*Available data*

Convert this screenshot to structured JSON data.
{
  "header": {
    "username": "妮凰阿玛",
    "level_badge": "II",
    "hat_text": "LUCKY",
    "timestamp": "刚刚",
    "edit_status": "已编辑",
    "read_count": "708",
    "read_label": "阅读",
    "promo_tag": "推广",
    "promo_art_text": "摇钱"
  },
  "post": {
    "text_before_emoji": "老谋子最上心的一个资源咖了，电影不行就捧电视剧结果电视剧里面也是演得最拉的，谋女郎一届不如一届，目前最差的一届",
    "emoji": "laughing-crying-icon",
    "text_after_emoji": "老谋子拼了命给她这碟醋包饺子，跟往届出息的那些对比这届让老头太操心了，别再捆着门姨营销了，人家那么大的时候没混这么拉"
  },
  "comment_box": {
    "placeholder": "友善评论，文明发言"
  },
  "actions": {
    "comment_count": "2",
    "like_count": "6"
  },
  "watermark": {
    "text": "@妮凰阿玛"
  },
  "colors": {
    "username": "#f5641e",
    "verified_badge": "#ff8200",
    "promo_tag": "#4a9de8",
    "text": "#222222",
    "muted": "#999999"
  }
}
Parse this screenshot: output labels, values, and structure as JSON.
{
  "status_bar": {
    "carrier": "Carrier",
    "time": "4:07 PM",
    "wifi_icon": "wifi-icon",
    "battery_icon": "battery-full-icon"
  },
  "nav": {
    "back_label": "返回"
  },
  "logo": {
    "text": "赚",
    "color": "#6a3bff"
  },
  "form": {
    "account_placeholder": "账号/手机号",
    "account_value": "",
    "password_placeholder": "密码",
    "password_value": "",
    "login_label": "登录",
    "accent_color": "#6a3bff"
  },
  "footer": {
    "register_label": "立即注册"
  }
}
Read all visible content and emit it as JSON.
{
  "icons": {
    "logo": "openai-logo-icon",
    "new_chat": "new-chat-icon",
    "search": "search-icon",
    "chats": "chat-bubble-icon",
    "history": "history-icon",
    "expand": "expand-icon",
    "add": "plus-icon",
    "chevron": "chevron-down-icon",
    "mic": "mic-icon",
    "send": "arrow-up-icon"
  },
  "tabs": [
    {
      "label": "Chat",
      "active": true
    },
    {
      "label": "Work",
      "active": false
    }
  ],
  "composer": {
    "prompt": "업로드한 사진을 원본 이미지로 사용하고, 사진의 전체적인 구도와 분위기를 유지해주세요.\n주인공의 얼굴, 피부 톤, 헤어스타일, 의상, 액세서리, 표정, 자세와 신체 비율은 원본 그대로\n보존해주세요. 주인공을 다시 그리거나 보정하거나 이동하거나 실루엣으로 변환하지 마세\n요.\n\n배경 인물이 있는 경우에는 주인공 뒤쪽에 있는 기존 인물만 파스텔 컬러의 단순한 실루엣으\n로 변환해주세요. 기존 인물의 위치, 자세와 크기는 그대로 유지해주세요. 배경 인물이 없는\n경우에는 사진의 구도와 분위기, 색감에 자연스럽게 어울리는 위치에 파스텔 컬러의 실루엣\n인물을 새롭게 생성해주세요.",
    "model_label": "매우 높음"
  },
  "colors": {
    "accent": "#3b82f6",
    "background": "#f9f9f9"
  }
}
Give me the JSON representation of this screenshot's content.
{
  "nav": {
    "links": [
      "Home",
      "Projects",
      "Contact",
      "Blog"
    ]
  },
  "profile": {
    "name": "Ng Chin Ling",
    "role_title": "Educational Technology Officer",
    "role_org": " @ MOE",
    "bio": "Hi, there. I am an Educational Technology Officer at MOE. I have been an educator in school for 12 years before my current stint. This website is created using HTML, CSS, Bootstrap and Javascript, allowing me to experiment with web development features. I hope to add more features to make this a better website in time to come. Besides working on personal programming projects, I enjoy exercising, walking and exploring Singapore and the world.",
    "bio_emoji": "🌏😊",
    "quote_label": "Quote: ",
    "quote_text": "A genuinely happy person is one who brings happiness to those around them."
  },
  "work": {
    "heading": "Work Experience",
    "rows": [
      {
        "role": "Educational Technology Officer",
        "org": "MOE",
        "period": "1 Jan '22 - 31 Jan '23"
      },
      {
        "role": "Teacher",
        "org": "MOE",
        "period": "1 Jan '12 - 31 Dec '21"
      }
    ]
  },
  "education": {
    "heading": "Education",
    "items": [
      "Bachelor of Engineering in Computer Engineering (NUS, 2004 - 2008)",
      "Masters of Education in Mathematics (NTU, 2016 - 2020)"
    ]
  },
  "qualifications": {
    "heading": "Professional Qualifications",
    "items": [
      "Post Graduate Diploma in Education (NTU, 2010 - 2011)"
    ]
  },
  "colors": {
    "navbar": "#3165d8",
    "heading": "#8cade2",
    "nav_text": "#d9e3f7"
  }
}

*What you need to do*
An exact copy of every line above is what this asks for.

*Exercise output*
Convert this screenshot to structured JSON data.
{
  "header": {
    "username": "妮凰阿玛",
    "level_badge": "II",
    "hat_text": "LUCKY",
    "timestamp": "刚刚",
    "edit_status": "已编辑",
    "read_count": "708",
    "read_label": "阅读",
    "promo_tag": "推广",
    "promo_art_text": "摇钱"
  },
  "post": {
    "text_before_emoji": "老谋子最上心的一个资源咖了，电影不行就捧电视剧结果电视剧里面也是演得最拉的，谋女郎一届不如一届，目前最差的一届",
    "emoji": "laughing-crying-icon",
    "text_after_emoji": "老谋子拼了命给她这碟醋包饺子，跟往届出息的那些对比这届让老头太操心了，别再捆着门姨营销了，人家那么大的时候没混这么拉"
  },
  "comment_box": {
    "placeholder": "友善评论，文明发言"
  },
  "actions": {
    "comment_count": "2",
    "like_count": "6"
  },
  "watermark": {
    "text": "@妮凰阿玛"
  },
  "colors": {
    "username": "#f5641e",
    "verified_badge": "#ff8200",
    "promo_tag": "#4a9de8",
    "text": "#222222",
    "muted": "#999999"
  }
}
Parse this screenshot: output labels, values, and structure as JSON.
{
  "status_bar": {
    "carrier": "Carrier",
    "time": "4:07 PM",
    "wifi_icon": "wifi-icon",
    "battery_icon": "battery-full-icon"
  },
  "nav": {
    "back_label": "返回"
  },
  "logo": {
    "text": "赚",
    "color": "#6a3bff"
  },
  "form": {
    "account_placeholder": "账号/手机号",
    "account_value": "",
    "password_placeholder": "密码",
    "password_value": "",
    "login_label": "登录",
    "accent_color": "#6a3bff"
  },
  "footer": {
    "register_label": "立即注册"
  }
}
Read all visible content and emit it as JSON.
{
  "icons": {
    "logo": "openai-logo-icon",
    "new_chat": "new-chat-icon",
    "search": "search-icon",
    "chats": "chat-bubble-icon",
    "history": "history-icon",
    "expand": "expand-icon",
    "add": "plus-icon",
    "chevron": "chevron-down-icon",
    "mic": "mic-icon",
    "send": "arrow-up-icon"
  },
  "tabs": [
    {
      "label": "Chat",
      "active": true
    },
    {
      "label": "Work",
      "active": false
    }
  ],
  "composer": {
    "prompt": "업로드한 사진을 원본 이미지로 사용하고, 사진의 전체적인 구도와 분위기를 유지해주세요.\n주인공의 얼굴, 피부 톤, 헤어스타일, 의상, 액세서리, 표정, 자세와 신체 비율은 원본 그대로\n보존해주세요. 주인공을 다시 그리거나 보정하거나 이동하거나 실루엣으로 변환하지 마세\n요.\n\n배경 인물이 있는 경우에는 주인공 뒤쪽에 있는 기존 인물만 파스텔 컬러의 단순한 실루엣으\n로 변환해주세요. 기존 인물의 위치, 자세와 크기는 그대로 유지해주세요. 배경 인물이 없는\n경우에는 사진의 구도와 분위기, 색감에 자연스럽게 어울리는 위치에 파스텔 컬러의 실루엣\n인물을 새롭게 생성해주세요.",
    "model_label": "매우 높음"
  },
  "colors": {
    "accent": "#3b82f6",
    "background": "#f9f9f9"
  }
}
Give me the JSON representation of this screenshot's content.
{
  "nav": {
    "links": [
      "Home",
      "Projects",
      "Contact",
      "Blog"
    ]
  },
  "profile": {
    "name": "Ng Chin Ling",
    "role_title": "Educational Technology Officer",
    "role_org": " @ MOE",
    "bio": "Hi, there. I am an Educational Technology Officer at MOE. I have been an educator in school for 12 years before my current stint. This website is created using HTML, CSS, Bootstrap and Javascript, allowing me to experiment with web development features. I hope to add more features to make this a better website in time to come. Besides working on personal programming projects, I enjoy exercising, walking and exploring Singapore and the world.",
    "bio_emoji": "🌏😊",
    "quote_label": "Quote: ",
    "quote_text": "A genuinely happy person is one who brings happiness to those around them."
  },
  "work": {
    "heading": "Work Experience",
    "rows": [
      {
        "role": "Educational Technology Officer",
        "org": "MOE",
        "period": "1 Jan '22 - 31 Jan '23"
      },
      {
        "role": "Teacher",
        "org": "MOE",
        "period": "1 Jan '12 - 31 Dec '21"
      }
    ]
  },
  "education": {
    "heading": "Education",
    "items": [
      "Bachelor of Engineering in Computer Engineering (NUS, 2004 - 2008)",
      "Masters of Education in Mathematics (NTU, 2016 - 2020)"
    ]
  },
  "qualifications": {
    "heading": "Professional Qualifications",
    "items": [
      "Post Graduate Diploma in Education (NTU, 2010 - 2011)"
    ]
  },
  "colors": {
    "navbar": "#3165d8",
    "heading": "#8cade2",
    "nav_text": "#d9e3f7"
  }
}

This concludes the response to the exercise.